• _Assignment_: In the entries below, count every line with the string "time". State the count and nothing else.

(Interface dataset entries)
=======
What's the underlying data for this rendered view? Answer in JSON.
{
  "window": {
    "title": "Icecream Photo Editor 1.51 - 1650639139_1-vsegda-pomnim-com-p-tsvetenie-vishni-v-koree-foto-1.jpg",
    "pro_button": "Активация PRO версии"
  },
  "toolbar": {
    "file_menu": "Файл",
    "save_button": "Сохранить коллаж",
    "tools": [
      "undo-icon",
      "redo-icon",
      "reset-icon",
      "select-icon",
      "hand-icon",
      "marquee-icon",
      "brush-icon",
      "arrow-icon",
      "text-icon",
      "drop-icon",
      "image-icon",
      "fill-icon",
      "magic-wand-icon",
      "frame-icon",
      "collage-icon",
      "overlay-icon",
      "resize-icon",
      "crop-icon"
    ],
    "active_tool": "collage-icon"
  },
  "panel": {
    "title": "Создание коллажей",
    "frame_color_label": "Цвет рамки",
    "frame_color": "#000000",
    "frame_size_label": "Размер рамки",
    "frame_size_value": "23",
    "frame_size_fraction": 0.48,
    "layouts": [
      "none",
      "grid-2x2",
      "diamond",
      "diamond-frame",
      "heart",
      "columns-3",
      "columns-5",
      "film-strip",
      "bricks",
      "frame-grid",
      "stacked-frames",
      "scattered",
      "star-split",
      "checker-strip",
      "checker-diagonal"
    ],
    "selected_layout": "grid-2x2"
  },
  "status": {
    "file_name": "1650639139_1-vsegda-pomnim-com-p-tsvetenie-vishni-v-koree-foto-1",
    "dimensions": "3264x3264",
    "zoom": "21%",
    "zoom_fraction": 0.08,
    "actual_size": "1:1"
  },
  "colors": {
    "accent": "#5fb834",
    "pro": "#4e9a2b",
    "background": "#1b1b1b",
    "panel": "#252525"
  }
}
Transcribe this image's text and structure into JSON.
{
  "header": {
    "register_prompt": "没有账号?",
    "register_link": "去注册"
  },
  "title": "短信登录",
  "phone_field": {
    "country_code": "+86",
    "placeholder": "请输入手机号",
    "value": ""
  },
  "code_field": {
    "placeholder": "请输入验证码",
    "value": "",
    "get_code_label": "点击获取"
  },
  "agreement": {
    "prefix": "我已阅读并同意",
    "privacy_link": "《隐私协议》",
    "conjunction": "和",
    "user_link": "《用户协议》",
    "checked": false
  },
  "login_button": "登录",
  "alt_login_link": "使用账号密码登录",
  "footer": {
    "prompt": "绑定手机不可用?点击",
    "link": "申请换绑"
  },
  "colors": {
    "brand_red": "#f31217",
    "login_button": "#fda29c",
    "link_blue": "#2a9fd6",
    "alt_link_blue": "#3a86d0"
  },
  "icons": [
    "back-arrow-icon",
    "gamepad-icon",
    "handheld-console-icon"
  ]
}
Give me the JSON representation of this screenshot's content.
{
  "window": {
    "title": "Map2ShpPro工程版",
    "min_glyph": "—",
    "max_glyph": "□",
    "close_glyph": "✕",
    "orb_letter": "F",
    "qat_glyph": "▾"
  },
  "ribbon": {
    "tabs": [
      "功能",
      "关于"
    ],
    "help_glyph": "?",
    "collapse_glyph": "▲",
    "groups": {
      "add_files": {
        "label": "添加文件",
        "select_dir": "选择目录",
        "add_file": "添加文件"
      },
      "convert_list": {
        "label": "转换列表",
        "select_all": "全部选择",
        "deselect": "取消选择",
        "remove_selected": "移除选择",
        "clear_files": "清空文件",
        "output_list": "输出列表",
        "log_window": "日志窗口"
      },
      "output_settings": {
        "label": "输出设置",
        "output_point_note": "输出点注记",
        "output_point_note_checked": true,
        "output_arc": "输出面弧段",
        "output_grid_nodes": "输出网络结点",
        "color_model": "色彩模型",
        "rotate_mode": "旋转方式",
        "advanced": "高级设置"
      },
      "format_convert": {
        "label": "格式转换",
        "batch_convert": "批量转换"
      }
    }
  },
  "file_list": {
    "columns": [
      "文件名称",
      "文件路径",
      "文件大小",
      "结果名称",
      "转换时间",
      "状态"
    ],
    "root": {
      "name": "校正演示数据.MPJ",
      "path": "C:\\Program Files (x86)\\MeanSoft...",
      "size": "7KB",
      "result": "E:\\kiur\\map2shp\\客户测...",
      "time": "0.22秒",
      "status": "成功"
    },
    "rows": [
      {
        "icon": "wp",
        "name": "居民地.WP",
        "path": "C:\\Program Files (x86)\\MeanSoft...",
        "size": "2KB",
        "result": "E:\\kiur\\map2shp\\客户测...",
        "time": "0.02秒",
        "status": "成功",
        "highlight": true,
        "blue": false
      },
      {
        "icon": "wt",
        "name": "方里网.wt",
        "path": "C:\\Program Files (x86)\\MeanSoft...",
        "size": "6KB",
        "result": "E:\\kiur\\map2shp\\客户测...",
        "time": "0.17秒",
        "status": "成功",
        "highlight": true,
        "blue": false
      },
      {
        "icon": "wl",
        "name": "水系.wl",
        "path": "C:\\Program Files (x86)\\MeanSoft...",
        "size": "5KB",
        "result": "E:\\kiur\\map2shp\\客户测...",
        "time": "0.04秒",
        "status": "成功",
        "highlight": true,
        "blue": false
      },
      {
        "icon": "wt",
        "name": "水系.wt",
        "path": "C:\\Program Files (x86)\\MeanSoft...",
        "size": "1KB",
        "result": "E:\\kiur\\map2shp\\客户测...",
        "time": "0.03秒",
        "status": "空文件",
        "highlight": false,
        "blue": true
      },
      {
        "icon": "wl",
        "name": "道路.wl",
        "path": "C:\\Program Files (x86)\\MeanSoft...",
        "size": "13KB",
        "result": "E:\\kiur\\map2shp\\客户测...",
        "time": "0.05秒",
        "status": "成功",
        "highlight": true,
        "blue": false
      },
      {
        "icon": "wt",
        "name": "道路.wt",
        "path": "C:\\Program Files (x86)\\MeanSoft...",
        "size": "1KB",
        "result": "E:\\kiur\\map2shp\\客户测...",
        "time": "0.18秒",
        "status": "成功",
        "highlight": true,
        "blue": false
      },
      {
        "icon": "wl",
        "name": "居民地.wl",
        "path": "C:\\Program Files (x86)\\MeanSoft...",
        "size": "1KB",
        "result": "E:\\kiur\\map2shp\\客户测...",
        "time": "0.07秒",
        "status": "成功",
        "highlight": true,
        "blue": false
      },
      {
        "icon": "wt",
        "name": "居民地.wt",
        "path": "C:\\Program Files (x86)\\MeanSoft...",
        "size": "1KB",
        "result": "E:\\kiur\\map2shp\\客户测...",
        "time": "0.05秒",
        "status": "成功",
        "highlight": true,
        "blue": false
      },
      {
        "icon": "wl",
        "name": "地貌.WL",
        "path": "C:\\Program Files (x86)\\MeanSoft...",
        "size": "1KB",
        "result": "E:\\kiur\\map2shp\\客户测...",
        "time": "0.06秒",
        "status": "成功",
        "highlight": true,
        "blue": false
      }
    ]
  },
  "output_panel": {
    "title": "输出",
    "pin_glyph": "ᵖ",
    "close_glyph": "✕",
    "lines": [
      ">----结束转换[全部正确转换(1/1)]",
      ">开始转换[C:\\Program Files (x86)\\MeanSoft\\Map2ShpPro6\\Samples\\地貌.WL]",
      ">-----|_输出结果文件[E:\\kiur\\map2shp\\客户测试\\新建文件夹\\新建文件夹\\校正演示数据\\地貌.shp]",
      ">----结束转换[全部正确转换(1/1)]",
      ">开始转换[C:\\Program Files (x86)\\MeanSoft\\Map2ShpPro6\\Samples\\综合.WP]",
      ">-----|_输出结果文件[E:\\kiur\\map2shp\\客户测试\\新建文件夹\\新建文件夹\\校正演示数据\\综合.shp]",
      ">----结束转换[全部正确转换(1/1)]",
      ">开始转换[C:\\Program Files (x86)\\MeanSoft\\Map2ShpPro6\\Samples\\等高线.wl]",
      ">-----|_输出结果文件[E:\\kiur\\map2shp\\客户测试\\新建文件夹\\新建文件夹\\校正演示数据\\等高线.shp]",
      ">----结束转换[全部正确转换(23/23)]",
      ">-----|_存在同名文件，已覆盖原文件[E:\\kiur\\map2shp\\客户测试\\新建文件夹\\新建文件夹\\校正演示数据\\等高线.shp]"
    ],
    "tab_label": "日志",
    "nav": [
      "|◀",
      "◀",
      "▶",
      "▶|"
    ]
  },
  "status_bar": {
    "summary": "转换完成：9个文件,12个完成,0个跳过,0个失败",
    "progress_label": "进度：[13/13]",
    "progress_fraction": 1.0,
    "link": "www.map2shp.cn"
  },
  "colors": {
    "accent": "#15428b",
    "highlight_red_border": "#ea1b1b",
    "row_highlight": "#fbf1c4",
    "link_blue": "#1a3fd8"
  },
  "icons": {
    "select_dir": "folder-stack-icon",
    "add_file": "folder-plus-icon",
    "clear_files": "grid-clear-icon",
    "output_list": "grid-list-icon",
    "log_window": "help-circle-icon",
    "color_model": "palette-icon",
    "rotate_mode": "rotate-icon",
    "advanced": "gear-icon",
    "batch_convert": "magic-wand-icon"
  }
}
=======
• _The answer_: 10